**Task to complete**:
Your answer should contain each record from the listing, repeated exactly.

----------

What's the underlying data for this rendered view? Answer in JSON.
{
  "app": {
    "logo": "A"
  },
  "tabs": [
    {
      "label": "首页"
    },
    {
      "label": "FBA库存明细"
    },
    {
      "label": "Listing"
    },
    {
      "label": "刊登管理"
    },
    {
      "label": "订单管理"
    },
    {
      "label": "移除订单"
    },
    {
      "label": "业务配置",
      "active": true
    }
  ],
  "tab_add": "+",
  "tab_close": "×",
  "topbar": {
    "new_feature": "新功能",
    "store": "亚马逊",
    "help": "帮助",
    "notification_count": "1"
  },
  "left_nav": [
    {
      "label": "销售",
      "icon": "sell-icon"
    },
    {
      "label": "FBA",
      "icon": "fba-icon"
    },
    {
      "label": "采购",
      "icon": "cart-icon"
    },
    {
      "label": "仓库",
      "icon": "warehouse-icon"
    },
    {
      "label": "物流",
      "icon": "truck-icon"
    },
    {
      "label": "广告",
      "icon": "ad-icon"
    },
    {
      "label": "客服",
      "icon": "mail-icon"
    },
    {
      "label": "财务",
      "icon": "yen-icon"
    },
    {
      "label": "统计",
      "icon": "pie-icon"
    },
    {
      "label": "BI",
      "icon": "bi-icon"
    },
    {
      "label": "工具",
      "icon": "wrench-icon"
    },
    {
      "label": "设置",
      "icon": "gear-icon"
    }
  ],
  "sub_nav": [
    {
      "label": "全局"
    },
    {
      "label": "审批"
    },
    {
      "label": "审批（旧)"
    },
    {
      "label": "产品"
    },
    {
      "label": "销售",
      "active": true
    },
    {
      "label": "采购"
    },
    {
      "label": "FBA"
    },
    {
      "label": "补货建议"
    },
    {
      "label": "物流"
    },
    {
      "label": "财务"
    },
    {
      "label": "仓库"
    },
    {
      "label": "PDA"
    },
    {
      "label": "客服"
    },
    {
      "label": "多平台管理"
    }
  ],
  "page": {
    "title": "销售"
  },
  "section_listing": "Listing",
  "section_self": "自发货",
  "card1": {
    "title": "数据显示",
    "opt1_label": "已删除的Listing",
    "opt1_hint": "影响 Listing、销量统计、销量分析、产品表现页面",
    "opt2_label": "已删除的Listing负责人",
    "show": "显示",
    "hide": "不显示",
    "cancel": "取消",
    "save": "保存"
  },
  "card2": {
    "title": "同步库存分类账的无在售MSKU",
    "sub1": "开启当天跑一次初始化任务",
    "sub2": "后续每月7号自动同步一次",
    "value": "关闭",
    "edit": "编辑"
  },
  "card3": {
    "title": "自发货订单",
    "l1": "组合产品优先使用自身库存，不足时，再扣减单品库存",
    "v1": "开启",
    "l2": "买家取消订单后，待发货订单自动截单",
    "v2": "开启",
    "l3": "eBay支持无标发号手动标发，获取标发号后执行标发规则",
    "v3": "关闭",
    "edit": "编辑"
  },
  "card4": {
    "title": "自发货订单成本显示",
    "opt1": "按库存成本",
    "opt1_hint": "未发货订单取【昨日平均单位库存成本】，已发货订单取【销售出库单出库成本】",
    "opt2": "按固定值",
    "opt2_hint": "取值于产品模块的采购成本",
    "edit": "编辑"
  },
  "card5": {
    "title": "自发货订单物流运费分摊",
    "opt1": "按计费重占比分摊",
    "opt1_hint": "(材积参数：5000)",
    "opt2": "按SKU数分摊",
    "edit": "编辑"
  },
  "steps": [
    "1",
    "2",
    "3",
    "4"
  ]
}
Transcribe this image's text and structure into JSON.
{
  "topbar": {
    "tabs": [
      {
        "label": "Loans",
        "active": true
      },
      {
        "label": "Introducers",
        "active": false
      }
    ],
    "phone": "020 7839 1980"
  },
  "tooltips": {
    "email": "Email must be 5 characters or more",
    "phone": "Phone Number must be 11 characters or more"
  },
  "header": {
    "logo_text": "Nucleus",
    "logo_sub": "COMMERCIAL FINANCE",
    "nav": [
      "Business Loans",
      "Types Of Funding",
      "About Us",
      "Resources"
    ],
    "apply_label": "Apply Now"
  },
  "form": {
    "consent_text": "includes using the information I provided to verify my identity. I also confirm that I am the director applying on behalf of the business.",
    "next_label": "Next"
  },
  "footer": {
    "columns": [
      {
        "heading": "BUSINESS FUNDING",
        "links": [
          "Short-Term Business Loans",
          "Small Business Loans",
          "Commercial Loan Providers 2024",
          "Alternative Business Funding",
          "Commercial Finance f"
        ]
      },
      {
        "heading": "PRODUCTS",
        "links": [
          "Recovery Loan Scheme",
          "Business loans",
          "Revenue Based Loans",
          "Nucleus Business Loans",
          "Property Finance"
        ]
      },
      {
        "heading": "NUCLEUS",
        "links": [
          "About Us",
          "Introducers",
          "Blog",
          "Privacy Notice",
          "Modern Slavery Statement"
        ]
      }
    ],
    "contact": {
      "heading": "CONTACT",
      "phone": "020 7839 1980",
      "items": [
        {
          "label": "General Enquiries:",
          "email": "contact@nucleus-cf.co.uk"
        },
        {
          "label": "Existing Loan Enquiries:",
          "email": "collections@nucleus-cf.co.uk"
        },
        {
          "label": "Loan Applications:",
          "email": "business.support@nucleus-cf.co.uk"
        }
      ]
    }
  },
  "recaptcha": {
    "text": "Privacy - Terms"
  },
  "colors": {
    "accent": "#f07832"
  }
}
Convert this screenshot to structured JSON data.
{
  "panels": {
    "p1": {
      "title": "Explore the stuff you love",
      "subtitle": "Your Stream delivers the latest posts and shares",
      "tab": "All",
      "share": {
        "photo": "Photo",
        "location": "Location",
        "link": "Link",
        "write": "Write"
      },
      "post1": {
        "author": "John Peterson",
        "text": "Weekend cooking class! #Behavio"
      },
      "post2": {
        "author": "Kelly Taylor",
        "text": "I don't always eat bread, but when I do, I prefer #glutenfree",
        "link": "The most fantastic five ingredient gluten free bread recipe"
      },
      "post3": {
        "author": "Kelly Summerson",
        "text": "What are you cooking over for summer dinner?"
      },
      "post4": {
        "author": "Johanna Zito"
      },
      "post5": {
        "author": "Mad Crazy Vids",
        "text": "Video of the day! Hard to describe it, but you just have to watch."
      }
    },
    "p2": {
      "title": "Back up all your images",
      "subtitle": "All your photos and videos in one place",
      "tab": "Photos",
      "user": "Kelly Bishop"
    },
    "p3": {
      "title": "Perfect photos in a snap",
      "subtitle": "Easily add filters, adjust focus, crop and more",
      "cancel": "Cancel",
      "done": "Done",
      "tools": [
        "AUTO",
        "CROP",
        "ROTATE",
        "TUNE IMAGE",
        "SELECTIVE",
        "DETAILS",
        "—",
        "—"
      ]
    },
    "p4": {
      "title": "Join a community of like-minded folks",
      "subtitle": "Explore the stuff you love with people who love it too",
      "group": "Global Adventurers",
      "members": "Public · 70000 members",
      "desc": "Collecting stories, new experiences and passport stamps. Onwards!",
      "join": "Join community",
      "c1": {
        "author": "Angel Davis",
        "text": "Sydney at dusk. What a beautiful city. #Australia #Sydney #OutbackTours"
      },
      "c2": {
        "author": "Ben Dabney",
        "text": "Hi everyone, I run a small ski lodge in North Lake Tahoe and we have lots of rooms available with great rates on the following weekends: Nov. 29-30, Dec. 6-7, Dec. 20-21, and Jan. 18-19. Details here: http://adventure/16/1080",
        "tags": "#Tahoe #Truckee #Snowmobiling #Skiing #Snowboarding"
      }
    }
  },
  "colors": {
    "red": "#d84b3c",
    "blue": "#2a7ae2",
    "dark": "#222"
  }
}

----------

**Solution to this task**:
What's the underlying data for this rendered view? Answer in JSON.
{
  "app": {
    "logo": "A"
  },
  "tabs": [
    {
      "label": "首页"
    },
    {
      "label": "FBA库存明细"
    },
    {
      "label": "Listing"
    },
    {
      "label": "刊登管理"
    },
    {
      "label": "订单管理"
    },
    {
      "label": "移除订单"
    },
    {
      "label": "业务配置",
      "active": true
    }
  ],
  "tab_add": "+",
  "tab_close": "×",
  "topbar": {
    "new_feature": "新功能",
    "store": "亚马逊",
    "help": "帮助",
    "notification_count": "1"
  },
  "left_nav": [
    {
      "label": "销售",
      "icon": "sell-icon"
    },
    {
      "label": "FBA",
      "icon": "fba-icon"
    },
    {
      "label": "采购",
      "icon": "cart-icon"
    },
    {
      "label": "仓库",
      "icon": "warehouse-icon"
    },
    {
      "label": "物流",
      "icon": "truck-icon"
    },
    {
      "label": "广告",
      "icon": "ad-icon"
    },
    {
      "label": "客服",
      "icon": "mail-icon"
    },
    {
      "label": "财务",
      "icon": "yen-icon"
    },
    {
      "label": "统计",
      "icon": "pie-icon"
    },
    {
      "label": "BI",
      "icon": "bi-icon"
    },
    {
      "label": "工具",
      "icon": "wrench-icon"
    },
    {
      "label": "设置",
      "icon": "gear-icon"
    }
  ],
  "sub_nav": [
    {
      "label": "全局"
    },
    {
      "label": "审批"
    },
    {
      "label": "审批（旧)"
    },
    {
      "label": "产品"
    },
    {
      "label": "销售",
      "active": true
    },
    {
      "label": "采购"
    },
    {
      "label": "FBA"
    },
    {
      "label": "补货建议"
    },
    {
      "label": "物流"
    },
    {
      "label": "财务"
    },
    {
      "label": "仓库"
    },
    {
      "label": "PDA"
    },
    {
      "label": "客服"
    },
    {
      "label": "多平台管理"
    }
  ],
  "page": {
    "title": "销售"
  },
  "section_listing": "Listing",
  "section_self": "自发货",
  "card1": {
    "title": "数据显示",
    "opt1_label": "已删除的Listing",
    "opt1_hint": "影响 Listing、销量统计、销量分析、产品表现页面",
    "opt2_label": "已删除的Listing负责人",
    "show": "显示",
    "hide": "不显示",
    "cancel": "取消",
    "save": "保存"
  },
  "card2": {
    "title": "同步库存分类账的无在售MSKU",
    "sub1": "开启当天跑一次初始化任务",
    "sub2": "后续每月7号自动同步一次",
    "value": "关闭",
    "edit": "编辑"
  },
  "card3": {
    "title": "自发货订单",
    "l1": "组合产品优先使用自身库存，不足时，再扣减单品库存",
    "v1": "开启",
    "l2": "买家取消订单后，待发货订单自动截单",
    "v2": "开启",
    "l3": "eBay支持无标发号手动标发，获取标发号后执行标发规则",
    "v3": "关闭",
    "edit": "编辑"
  },
  "card4": {
    "title": "自发货订单成本显示",
    "opt1": "按库存成本",
    "opt1_hint": "未发货订单取【昨日平均单位库存成本】，已发货订单取【销售出库单出库成本】",
    "opt2": "按固定值",
    "opt2_hint": "取值于产品模块的采购成本",
    "edit": "编辑"
  },
  "card5": {
    "title": "自发货订单物流运费分摊",
    "opt1": "按计费重占比分摊",
    "opt1_hint": "(材积参数：5000)",
    "opt2": "按SKU数分摊",
    "edit": "编辑"
  },
  "steps": [
    "1",
    "2",
    "3",
    "4"
  ]
}
Transcribe this image's text and structure into JSON.
{
  "topbar": {
    "tabs": [
      {
        "label": "Loans",
        "active": true
      },
      {
        "label": "Introducers",
        "active": false
      }
    ],
    "phone": "020 7839 1980"
  },
  "tooltips": {
    "email": "Email must be 5 characters or more",
    "phone": "Phone Number must be 11 characters or more"
  },
  "header": {
    "logo_text": "Nucleus",
    "logo_sub": "COMMERCIAL FINANCE",
    "nav": [
      "Business Loans",
      "Types Of Funding",
      "About Us",
      "Resources"
    ],
    "apply_label": "Apply Now"
  },
  "form": {
    "consent_text": "includes using the information I provided to verify my identity. I also confirm that I am the director applying on behalf of the business.",
    "next_label": "Next"
  },
  "footer": {
    "columns": [
      {
        "heading": "BUSINESS FUNDING",
        "links": [
          "Short-Term Business Loans",
          "Small Business Loans",
          "Commercial Loan Providers 2024",
          "Alternative Business Funding",
          "Commercial Finance f"
        ]
      },
      {
        "heading": "PRODUCTS",
        "links": [
          "Recovery Loan Scheme",
          "Business loans",
          "Revenue Based Loans",
          "Nucleus Business Loans",
          "Property Finance"
        ]
      },
      {
        "heading": "NUCLEUS",
        "links": [
          "About Us",
          "Introducers",
          "Blog",
          "Privacy Notice",
          "Modern Slavery Statement"
        ]
      }
    ],
    "contact": {
      "heading": "CONTACT",
      "phone": "020 7839 1980",
      "items": [
        {
          "label": "General Enquiries:",
          "email": "contact@nucleus-cf.co.uk"
        },
        {
          "label": "Existing Loan Enquiries:",
          "email": "collections@nucleus-cf.co.uk"
        },
        {
          "label": "Loan Applications:",
          "email": "business.support@nucleus-cf.co.uk"
        }
      ]
    }
  },
  "recaptcha": {
    "text": "Privacy - Terms"
  },
  "colors": {
    "accent": "#f07832"
  }
}
Convert this screenshot to structured JSON data.
{
  "panels": {
    "p1": {
      "title": "Explore the stuff you love",
      "subtitle": "Your Stream delivers the latest posts and shares",
      "tab": "All",
      "share": {
        "photo": "Photo",
        "location": "Location",
        "link": "Link",
        "write": "Write"
      },
      "post1": {
        "author": "John Peterson",
        "text": "Weekend cooking class! #Behavio"
      },
      "post2": {
        "author": "Kelly Taylor",
        "text": "I don't always eat bread, but when I do, I prefer #glutenfree",
        "link": "The most fantastic five ingredient gluten free bread recipe"
      },
      "post3": {
        "author": "Kelly Summerson",
        "text": "What are you cooking over for summer dinner?"
      },
      "post4": {
        "author": "Johanna Zito"
      },
      "post5": {
        "author": "Mad Crazy Vids",
        "text": "Video of the day! Hard to describe it, but you just have to watch."
      }
    },
    "p2": {
      "title": "Back up all your images",
      "subtitle": "All your photos and videos in one place",
      "tab": "Photos",
      "user": "Kelly Bishop"
    },
    "p3": {
      "title": "Perfect photos in a snap",
      "subtitle": "Easily add filters, adjust focus, crop and more",
      "cancel": "Cancel",
      "done": "Done",
      "tools": [
        "AUTO",
        "CROP",
        "ROTATE",
        "TUNE IMAGE",
        "SELECTIVE",
        "DETAILS",
        "—",
        "—"
      ]
    },
    "p4": {
      "title": "Join a community of like-minded folks",
      "subtitle": "Explore the stuff you love with people who love it too",
      "group": "Global Adventurers",
      "members": "Public · 70000 members",
      "desc": "Collecting stories, new experiences and passport stamps. Onwards!",
      "join": "Join community",
      "c1": {
        "author": "Angel Davis",
        "text": "Sydney at dusk. What a beautiful city. #Australia #Sydney #OutbackTours"
      },
      "c2": {
        "author": "Ben Dabney",
        "text": "Hi everyone, I run a small ski lodge in North Lake Tahoe and we have lots of rooms available with great rates on the following weekends: Nov. 29-30, Dec. 6-7, Dec. 20-21, and Jan. 18-19. Details here: http://adventure/16/1080",
        "tags": "#Tahoe #Truckee #Snowmobiling #Skiing #Snowboarding"
      }
    }
  },
  "colors": {
    "red": "#d84b3c",
    "blue": "#2a7ae2",
    "dark": "#222"
  }
}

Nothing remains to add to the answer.